TASK ITEM: In the data, extract each line that holds the string "desc".

───── INPUT ─────

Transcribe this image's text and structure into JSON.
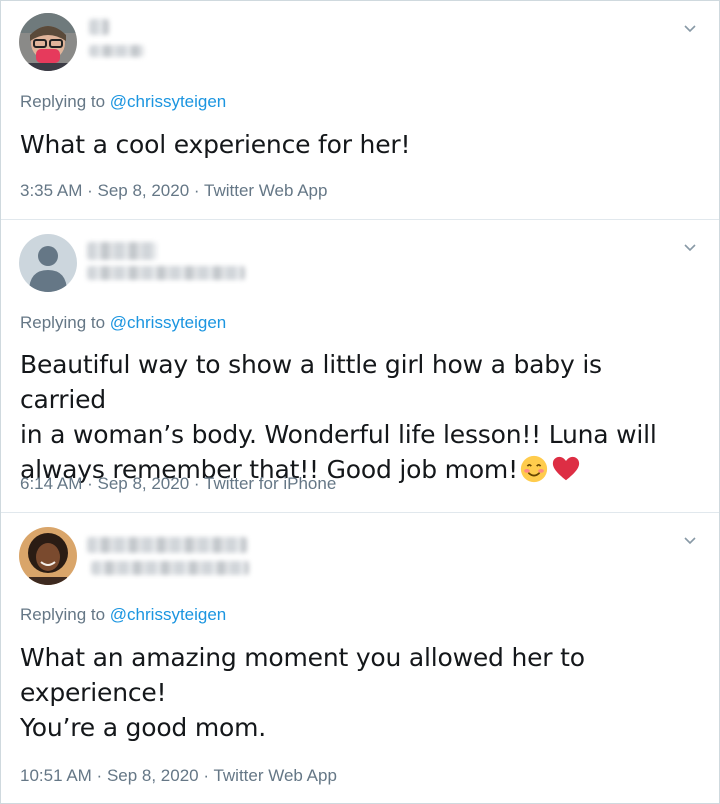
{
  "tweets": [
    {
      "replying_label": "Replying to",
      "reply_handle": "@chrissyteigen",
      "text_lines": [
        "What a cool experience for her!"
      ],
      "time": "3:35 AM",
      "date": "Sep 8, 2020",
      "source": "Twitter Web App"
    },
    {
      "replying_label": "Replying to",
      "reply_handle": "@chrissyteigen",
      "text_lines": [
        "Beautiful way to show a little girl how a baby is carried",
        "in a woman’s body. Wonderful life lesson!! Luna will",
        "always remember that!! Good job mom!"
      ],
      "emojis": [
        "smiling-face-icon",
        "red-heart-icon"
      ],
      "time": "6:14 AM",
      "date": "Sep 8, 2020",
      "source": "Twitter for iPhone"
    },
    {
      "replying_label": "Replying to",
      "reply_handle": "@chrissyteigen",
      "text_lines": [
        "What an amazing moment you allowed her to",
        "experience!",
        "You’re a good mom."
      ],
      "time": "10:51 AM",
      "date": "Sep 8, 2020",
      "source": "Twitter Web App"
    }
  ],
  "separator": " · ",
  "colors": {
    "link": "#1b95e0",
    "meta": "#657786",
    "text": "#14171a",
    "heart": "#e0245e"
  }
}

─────
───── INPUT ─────

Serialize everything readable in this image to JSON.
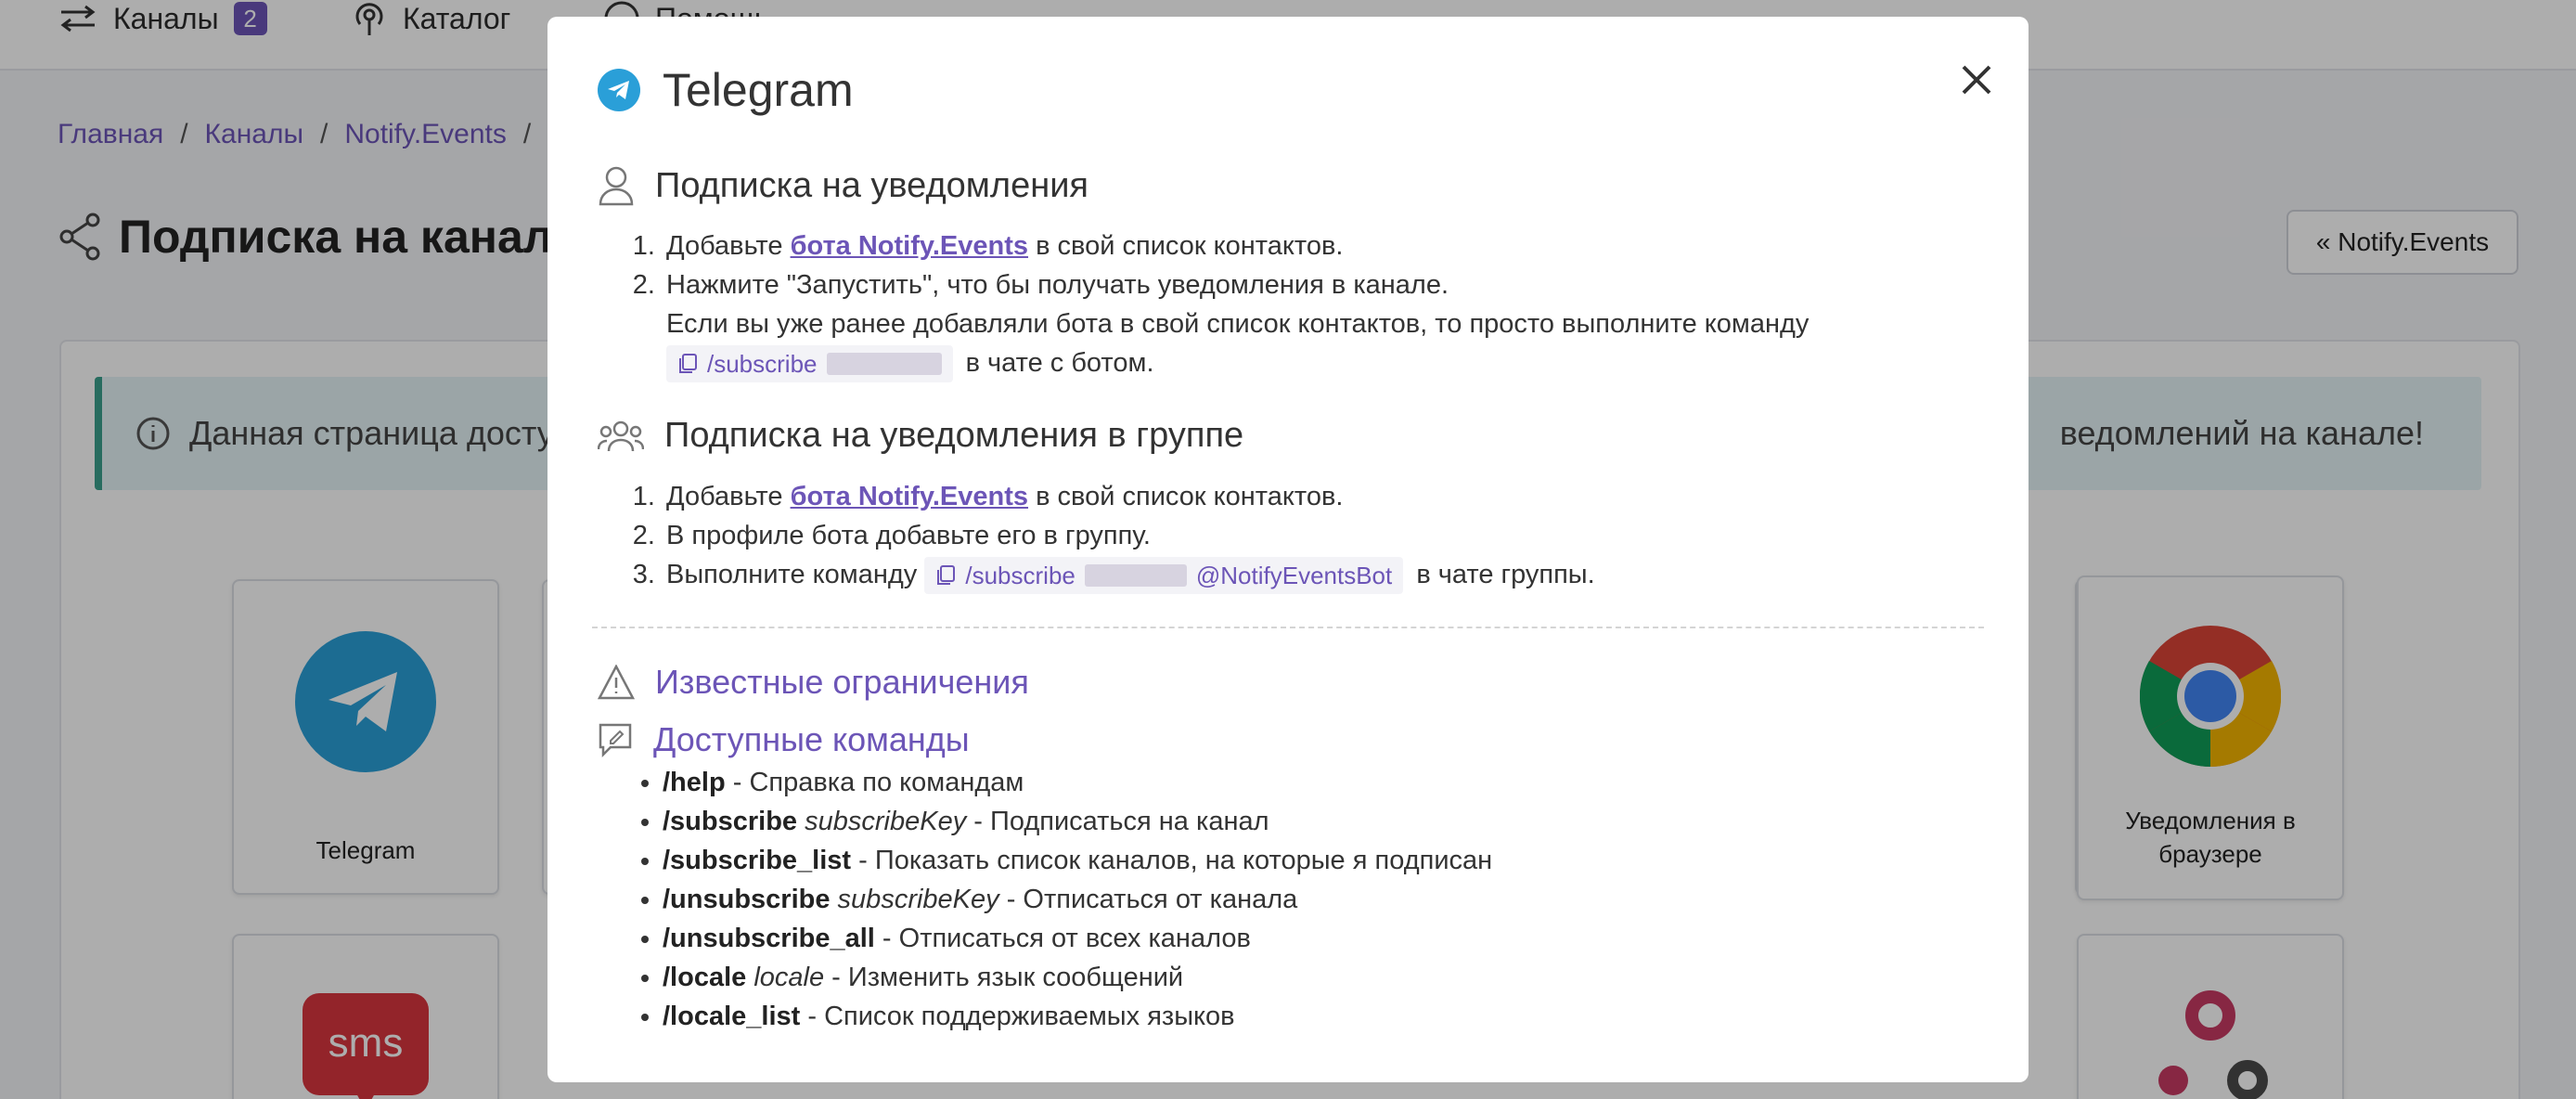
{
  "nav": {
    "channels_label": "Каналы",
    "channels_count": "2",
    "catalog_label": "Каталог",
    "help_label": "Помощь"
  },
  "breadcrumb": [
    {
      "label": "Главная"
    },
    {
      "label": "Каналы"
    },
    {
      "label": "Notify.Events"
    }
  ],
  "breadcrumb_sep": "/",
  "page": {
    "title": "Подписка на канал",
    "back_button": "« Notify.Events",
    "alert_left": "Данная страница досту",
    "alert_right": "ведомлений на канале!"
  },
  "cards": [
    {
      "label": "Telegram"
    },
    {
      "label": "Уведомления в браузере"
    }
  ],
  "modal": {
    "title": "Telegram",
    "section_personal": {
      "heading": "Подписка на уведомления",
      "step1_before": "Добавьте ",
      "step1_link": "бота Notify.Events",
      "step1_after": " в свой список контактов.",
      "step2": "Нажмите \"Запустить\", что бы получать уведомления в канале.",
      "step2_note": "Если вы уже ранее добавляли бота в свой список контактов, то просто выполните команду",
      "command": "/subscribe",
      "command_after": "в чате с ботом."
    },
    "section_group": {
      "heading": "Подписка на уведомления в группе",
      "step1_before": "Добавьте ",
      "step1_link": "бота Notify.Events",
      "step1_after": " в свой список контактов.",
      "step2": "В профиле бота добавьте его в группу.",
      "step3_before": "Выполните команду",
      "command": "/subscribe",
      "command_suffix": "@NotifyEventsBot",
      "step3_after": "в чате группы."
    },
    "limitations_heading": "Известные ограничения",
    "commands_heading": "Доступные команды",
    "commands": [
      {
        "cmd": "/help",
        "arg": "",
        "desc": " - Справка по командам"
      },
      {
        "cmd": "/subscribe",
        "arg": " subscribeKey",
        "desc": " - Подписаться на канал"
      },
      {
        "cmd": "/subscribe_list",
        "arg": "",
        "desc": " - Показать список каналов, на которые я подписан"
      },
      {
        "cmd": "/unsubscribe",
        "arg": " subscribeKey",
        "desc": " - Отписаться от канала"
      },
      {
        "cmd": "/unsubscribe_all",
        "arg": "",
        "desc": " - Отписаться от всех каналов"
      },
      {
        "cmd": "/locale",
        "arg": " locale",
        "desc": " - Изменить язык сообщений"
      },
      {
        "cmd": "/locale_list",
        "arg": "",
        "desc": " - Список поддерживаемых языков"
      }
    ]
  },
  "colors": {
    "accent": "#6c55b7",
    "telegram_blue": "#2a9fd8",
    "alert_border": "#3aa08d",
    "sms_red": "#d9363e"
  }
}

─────

REPLY TO THE EXERCISE:
        "desc": " - Справка по командам"
        "desc": " - Подписаться на канал"
        "desc": " - Показать список каналов, на которые я подписан"
        "desc": " - Отписаться от канала"
        "desc": " - Отписаться от всех каналов"
        "desc": " - Изменить язык сообщений"
        "desc": " - Список поддерживаемых языков"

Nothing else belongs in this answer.